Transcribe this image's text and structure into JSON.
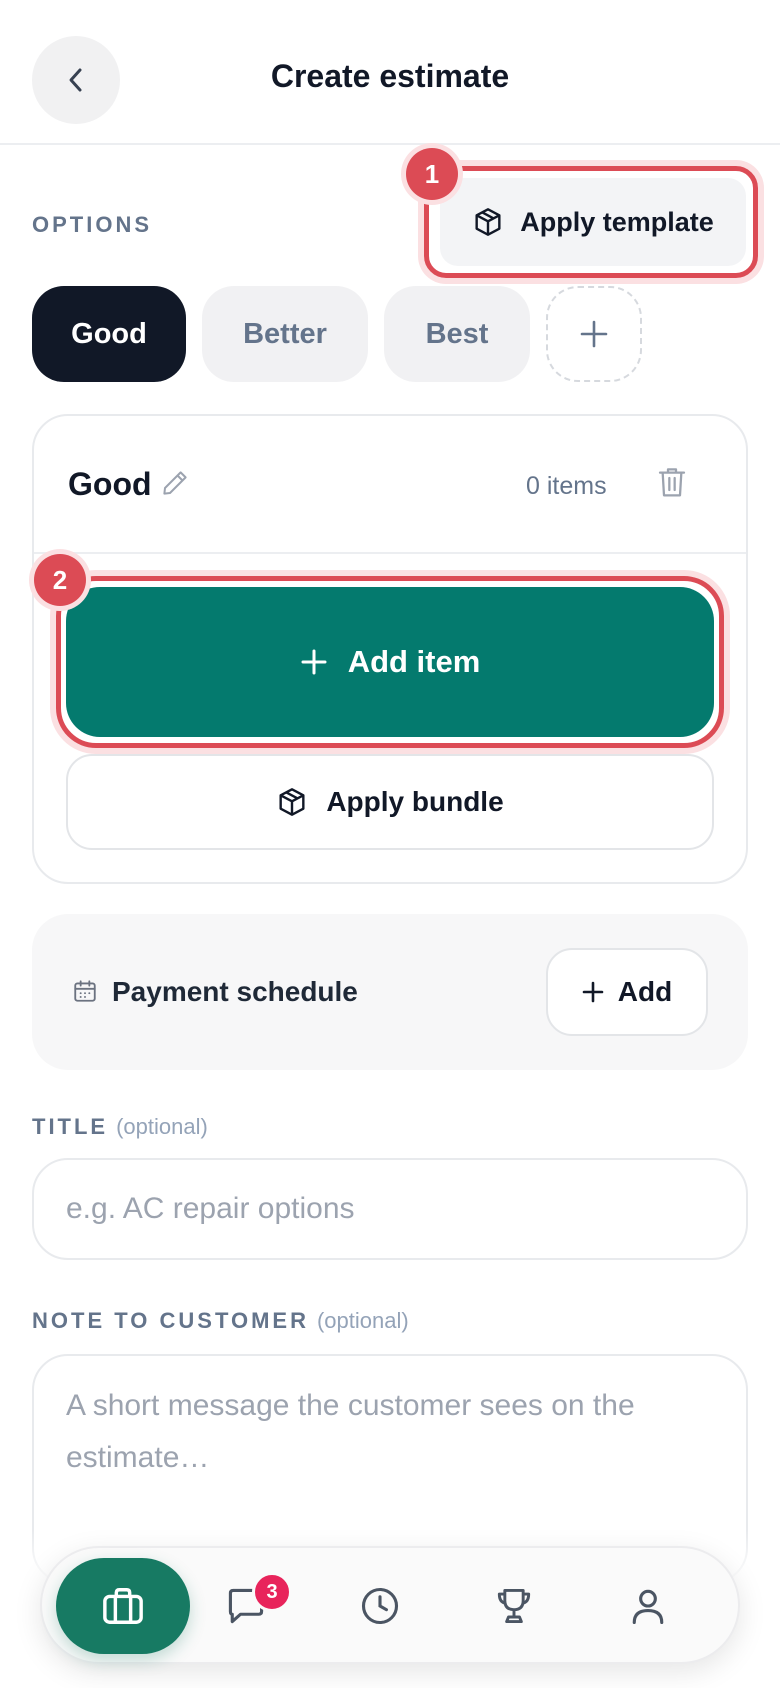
{
  "header": {
    "title": "Create estimate"
  },
  "options": {
    "label": "OPTIONS",
    "apply_template": "Apply template",
    "tabs": [
      {
        "label": "Good",
        "active": true
      },
      {
        "label": "Better",
        "active": false
      },
      {
        "label": "Best",
        "active": false
      }
    ]
  },
  "annotations": {
    "step1": "1",
    "step2": "2"
  },
  "card": {
    "title": "Good",
    "items_count": "0 items",
    "add_item": "Add item",
    "apply_bundle": "Apply bundle"
  },
  "payment": {
    "label": "Payment schedule",
    "add": "Add"
  },
  "title_field": {
    "label": "TITLE",
    "optional": "(optional)",
    "placeholder": "e.g. AC repair options"
  },
  "note_field": {
    "label": "NOTE TO CUSTOMER",
    "optional": "(optional)",
    "placeholder": "A short message the customer sees on the estimate…"
  },
  "nav": {
    "messages_badge": "3",
    "items": [
      "briefcase-icon",
      "chat-icon",
      "clock-icon",
      "trophy-icon",
      "user-icon"
    ]
  },
  "colors": {
    "accent_teal": "#047a6e",
    "nav_active": "#177a63",
    "highlight_red": "#dc4b55",
    "badge_pink": "#e8245b",
    "dark": "#111827"
  }
}
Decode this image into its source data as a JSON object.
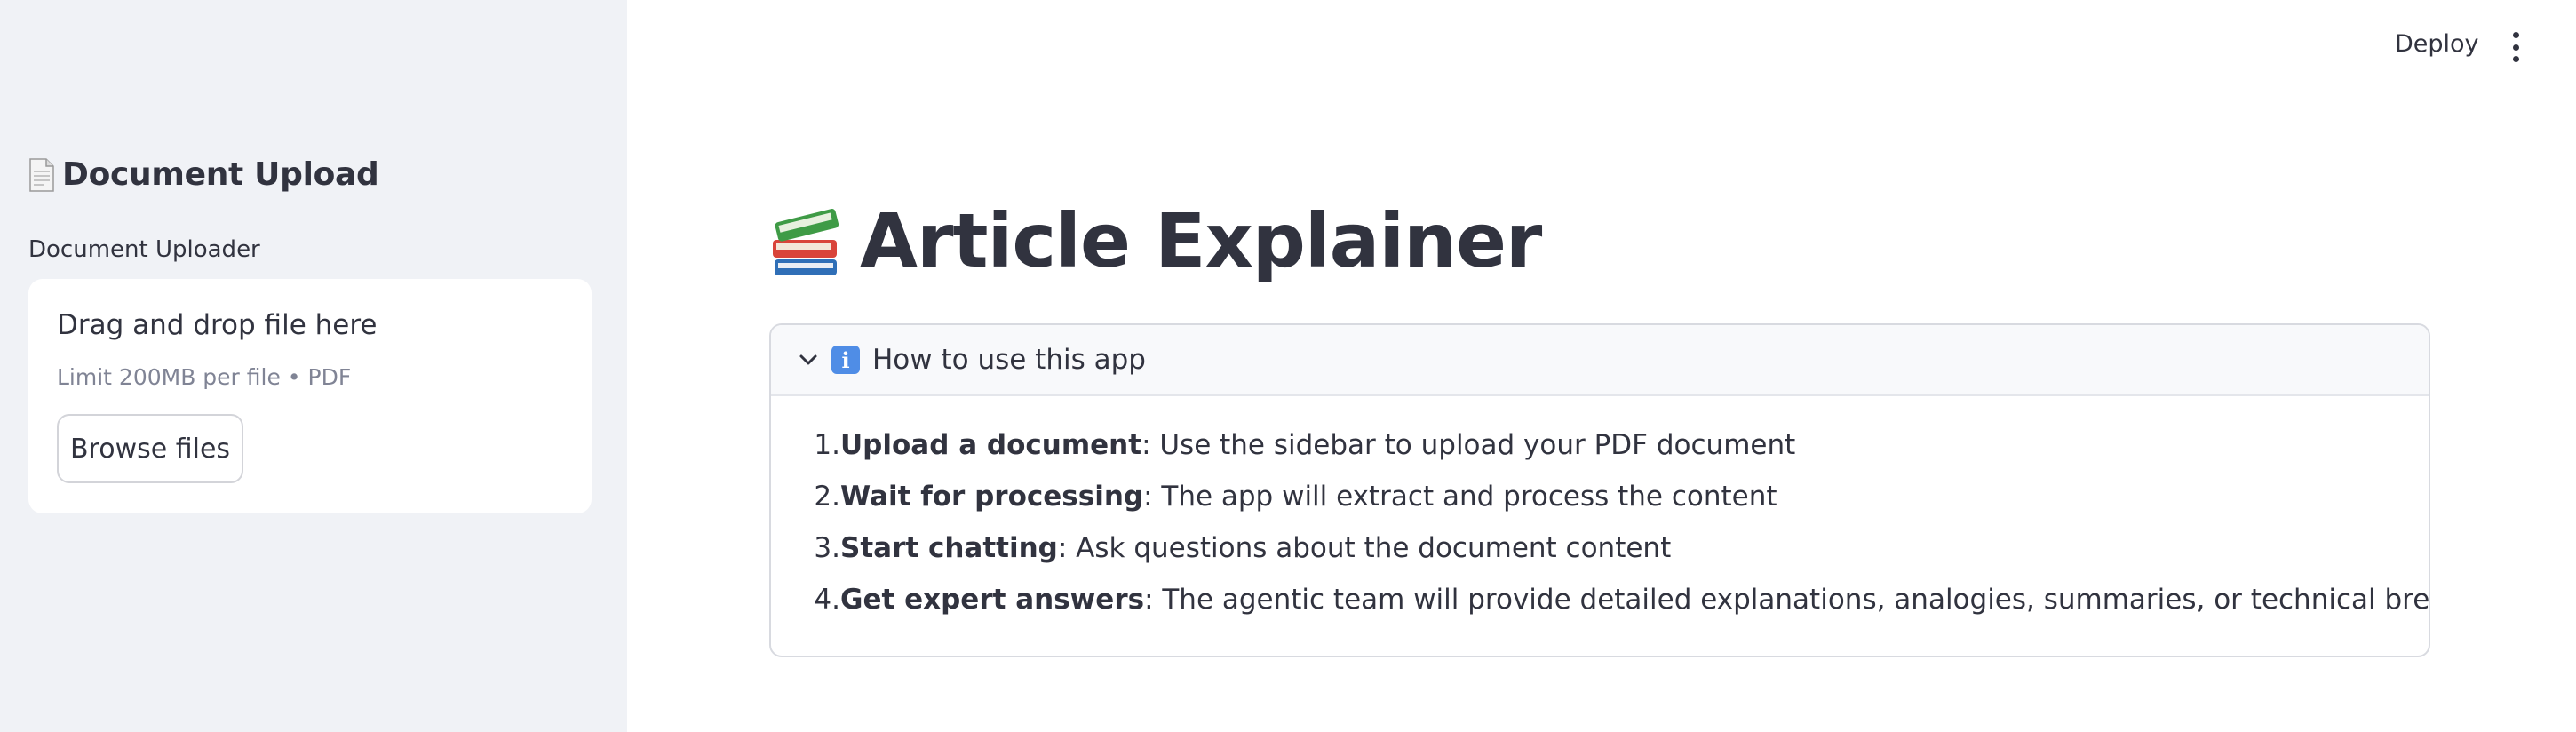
{
  "header": {
    "deploy_label": "Deploy",
    "menu_icon": "kebab-menu-icon"
  },
  "sidebar": {
    "title": "Document Upload",
    "title_icon": "document-icon",
    "uploader_label": "Document Uploader",
    "dropzone": {
      "title": "Drag and drop file here",
      "limit": "Limit 200MB per file • PDF",
      "browse_label": "Browse files"
    }
  },
  "main": {
    "title": "Article Explainer",
    "title_icon": "books-icon",
    "expander": {
      "title": "How to use this app",
      "icon": "info-icon",
      "toggle_icon": "chevron-down-icon",
      "steps": [
        {
          "num": "1.",
          "bold": "Upload a document",
          "text": ": Use the sidebar to upload your PDF document"
        },
        {
          "num": "2.",
          "bold": "Wait for processing",
          "text": ": The app will extract and process the content"
        },
        {
          "num": "3.",
          "bold": "Start chatting",
          "text": ": Ask questions about the document content"
        },
        {
          "num": "4.",
          "bold": "Get expert answers",
          "text": ": The agentic team will provide detailed explanations, analogies, summaries, or technical breakdowns"
        }
      ]
    }
  },
  "colors": {
    "sidebar_bg": "#f0f2f6",
    "text": "#31333f",
    "muted": "#808495",
    "border": "#d8dae0"
  }
}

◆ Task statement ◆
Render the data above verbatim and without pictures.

◆ Completed task ◆
Transcribe this image's text and structure into JSON.
{
  "header": {
    "title": "Create estimate"
  },
  "options": {
    "label": "OPTIONS",
    "apply_template": "Apply template",
    "tabs": [
      {
        "label": "Good",
        "active": true
      },
      {
        "label": "Better",
        "active": false
      },
      {
        "label": "Best",
        "active": false
      }
    ]
  },
  "annotations": {
    "step1": "1",
    "step2": "2"
  },
  "card": {
    "title": "Good",
    "items_count": "0 items",
    "add_item": "Add item",
    "apply_bundle": "Apply bundle"
  },
  "payment": {
    "label": "Payment schedule",
    "add": "Add"
  },
  "title_field": {
    "label": "TITLE",
    "optional": "(optional)",
    "placeholder": "e.g. AC repair options"
  },
  "note_field": {
    "label": "NOTE TO CUSTOMER",
    "optional": "(optional)",
    "placeholder": "A short message the customer sees on the estimate…"
  },
  "nav": {
    "messages_badge": "3",
    "items": [
      "briefcase-icon",
      "chat-icon",
      "clock-icon",
      "trophy-icon",
      "user-icon"
    ]
  },
  "colors": {
    "accent_teal": "#047a6e",
    "nav_active": "#177a63",
    "highlight_red": "#dc4b55",
    "badge_pink": "#e8245b",
    "dark": "#111827"
  }
}
Decode this image into its source data as a JSON object.
{
  "header": {
    "deploy_label": "Deploy",
    "menu_icon": "kebab-menu-icon"
  },
  "sidebar": {
    "title": "Document Upload",
    "title_icon": "document-icon",
    "uploader_label": "Document Uploader",
    "dropzone": {
      "title": "Drag and drop file here",
      "limit": "Limit 200MB per file • PDF",
      "browse_label": "Browse files"
    }
  },
  "main": {
    "title": "Article Explainer",
    "title_icon": "books-icon",
    "expander": {
      "title": "How to use this app",
      "icon": "info-icon",
      "toggle_icon": "chevron-down-icon",
      "steps": [
        {
          "num": "1.",
          "bold": "Upload a document",
          "text": ": Use the sidebar to upload your PDF document"
        },
        {
          "num": "2.",
          "bold": "Wait for processing",
          "text": ": The app will extract and process the content"
        },
        {
          "num": "3.",
          "bold": "Start chatting",
          "text": ": Ask questions about the document content"
        },
        {
          "num": "4.",
          "bold": "Get expert answers",
          "text": ": The agentic team will provide detailed explanations, analogies, summaries, or technical breakdowns"
        }
      ]
    }
  },
  "colors": {
    "sidebar_bg": "#f0f2f6",
    "text": "#31333f",
    "muted": "#808495",
    "border": "#d8dae0"
  }
}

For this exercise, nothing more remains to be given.